§ Exercise: Reproduce, without alteration, every line of the data; exclude the images.

Items from a data source
----
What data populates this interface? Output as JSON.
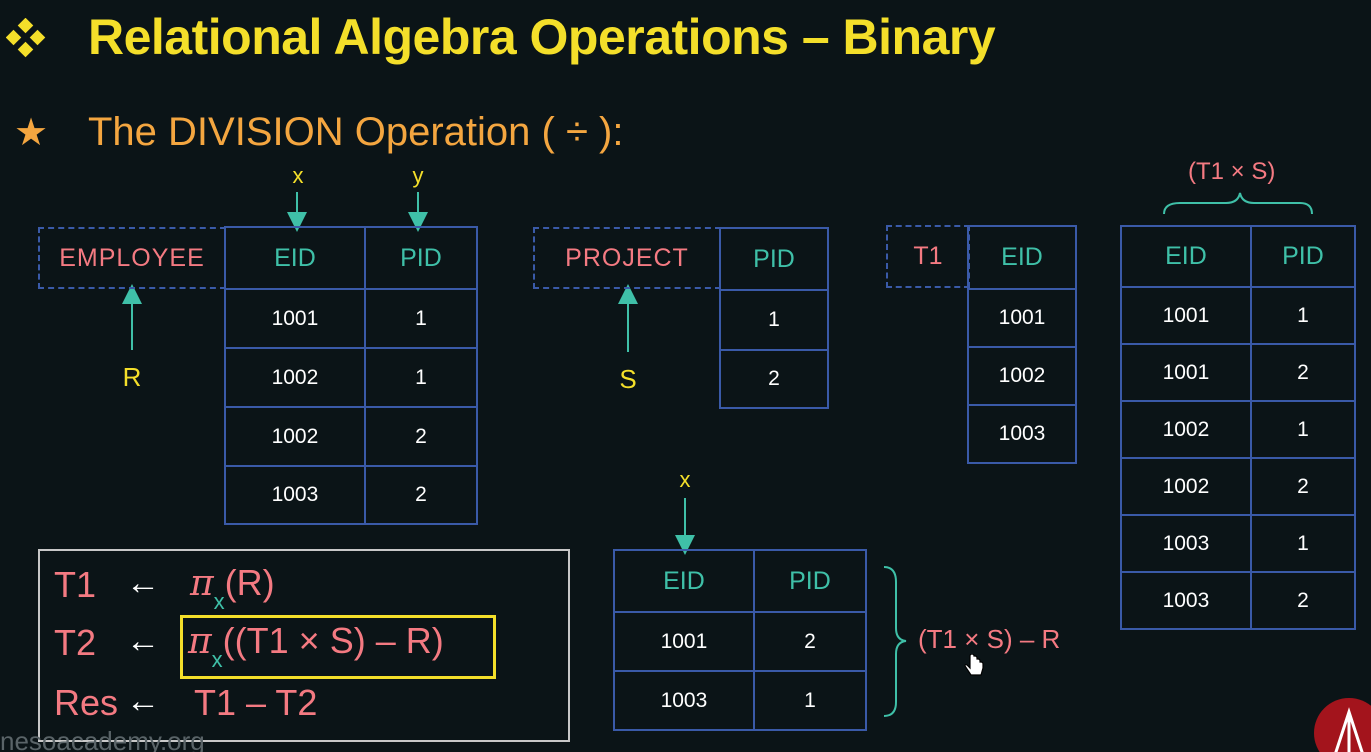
{
  "title": "Relational Algebra Operations – Binary",
  "subtitle": "The DIVISION Operation ( ÷ ):",
  "labels": {
    "x_top": "x",
    "y_top": "y",
    "r": "R",
    "s": "S",
    "x_result": "x",
    "t1xs": "(T1 × S)"
  },
  "employee": {
    "name": "EMPLOYEE",
    "headers": [
      "EID",
      "PID"
    ],
    "rows": [
      [
        "1001",
        "1"
      ],
      [
        "1002",
        "1"
      ],
      [
        "1002",
        "2"
      ],
      [
        "1003",
        "2"
      ]
    ]
  },
  "project": {
    "name": "PROJECT",
    "headers": [
      "PID"
    ],
    "rows": [
      [
        "1"
      ],
      [
        "2"
      ]
    ]
  },
  "t1": {
    "name": "T1",
    "headers": [
      "EID"
    ],
    "rows": [
      [
        "1001"
      ],
      [
        "1002"
      ],
      [
        "1003"
      ]
    ]
  },
  "t1xs_table": {
    "headers": [
      "EID",
      "PID"
    ],
    "rows": [
      [
        "1001",
        "1"
      ],
      [
        "1001",
        "2"
      ],
      [
        "1002",
        "1"
      ],
      [
        "1002",
        "2"
      ],
      [
        "1003",
        "1"
      ],
      [
        "1003",
        "2"
      ]
    ]
  },
  "diff_table": {
    "headers": [
      "EID",
      "PID"
    ],
    "rows": [
      [
        "1001",
        "2"
      ],
      [
        "1003",
        "1"
      ]
    ]
  },
  "diff_annotation": "(T1 × S) – R",
  "formulas": {
    "row1": {
      "lhs": "T1",
      "arrow": "←",
      "pi": "π",
      "sub": "x",
      "rest": "(R)"
    },
    "row2": {
      "lhs": "T2",
      "arrow": "←",
      "pi": "π",
      "sub": "x",
      "rest": "((T1 × S) – R)"
    },
    "row3": {
      "lhs": "Res",
      "arrow": "←",
      "rest": "T1 – T2"
    }
  },
  "watermark": "nesoacademy.org"
}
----
§ Response for this exercise:
What data populates this interface? Output as JSON.
{
  "title": "Relational Algebra Operations – Binary",
  "subtitle": "The DIVISION Operation ( ÷ ):",
  "labels": {
    "x_top": "x",
    "y_top": "y",
    "r": "R",
    "s": "S",
    "x_result": "x",
    "t1xs": "(T1 × S)"
  },
  "employee": {
    "name": "EMPLOYEE",
    "headers": [
      "EID",
      "PID"
    ],
    "rows": [
      [
        "1001",
        "1"
      ],
      [
        "1002",
        "1"
      ],
      [
        "1002",
        "2"
      ],
      [
        "1003",
        "2"
      ]
    ]
  },
  "project": {
    "name": "PROJECT",
    "headers": [
      "PID"
    ],
    "rows": [
      [
        "1"
      ],
      [
        "2"
      ]
    ]
  },
  "t1": {
    "name": "T1",
    "headers": [
      "EID"
    ],
    "rows": [
      [
        "1001"
      ],
      [
        "1002"
      ],
      [
        "1003"
      ]
    ]
  },
  "t1xs_table": {
    "headers": [
      "EID",
      "PID"
    ],
    "rows": [
      [
        "1001",
        "1"
      ],
      [
        "1001",
        "2"
      ],
      [
        "1002",
        "1"
      ],
      [
        "1002",
        "2"
      ],
      [
        "1003",
        "1"
      ],
      [
        "1003",
        "2"
      ]
    ]
  },
  "diff_table": {
    "headers": [
      "EID",
      "PID"
    ],
    "rows": [
      [
        "1001",
        "2"
      ],
      [
        "1003",
        "1"
      ]
    ]
  },
  "diff_annotation": "(T1 × S) – R",
  "formulas": {
    "row1": {
      "lhs": "T1",
      "arrow": "←",
      "pi": "π",
      "sub": "x",
      "rest": "(R)"
    },
    "row2": {
      "lhs": "T2",
      "arrow": "←",
      "pi": "π",
      "sub": "x",
      "rest": "((T1 × S) – R)"
    },
    "row3": {
      "lhs": "Res",
      "arrow": "←",
      "rest": "T1 – T2"
    }
  },
  "watermark": "nesoacademy.org"
}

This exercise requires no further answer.